*** SOURCE INFORMATION Section Begins ***

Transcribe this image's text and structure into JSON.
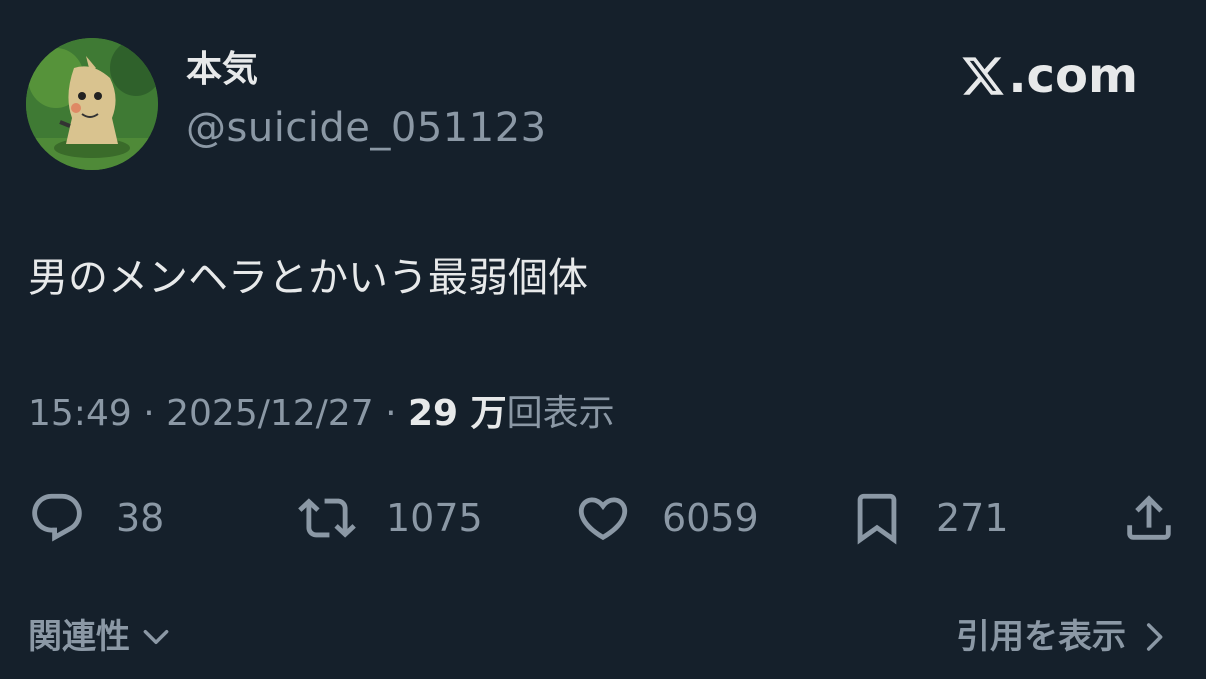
{
  "author": {
    "display_name": "本気",
    "handle": "@suicide_051123",
    "avatar_icon": "mimikyu-avatar-icon"
  },
  "brand": {
    "domain": ".com",
    "logo_icon": "x-logo-icon"
  },
  "tweet": {
    "text": "男のメンヘラとかいう最弱個体",
    "time": "15:49",
    "separator": "·",
    "date": "2025/12/27",
    "views_count": "29 万",
    "views_label": "回表示"
  },
  "actions": {
    "replies": {
      "icon": "reply-icon",
      "count": "38"
    },
    "retweets": {
      "icon": "retweet-icon",
      "count": "1075"
    },
    "likes": {
      "icon": "heart-icon",
      "count": "6059"
    },
    "bookmarks": {
      "icon": "bookmark-icon",
      "count": "271"
    },
    "share": {
      "icon": "share-icon"
    }
  },
  "footer": {
    "related_label": "関連性",
    "quotes_label": "引用を表示"
  },
  "colors": {
    "background": "#15202b",
    "primary_text": "#e7e9ea",
    "secondary_text": "#8b98a5"
  }
}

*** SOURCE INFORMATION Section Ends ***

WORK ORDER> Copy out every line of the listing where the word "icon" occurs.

RESULT>
    "avatar_icon": "mimikyu-avatar-icon"
    "logo_icon": "x-logo-icon"
      "icon": "reply-icon",
      "icon": "retweet-icon",
      "icon": "heart-icon",
      "icon": "bookmark-icon",
      "icon": "share-icon"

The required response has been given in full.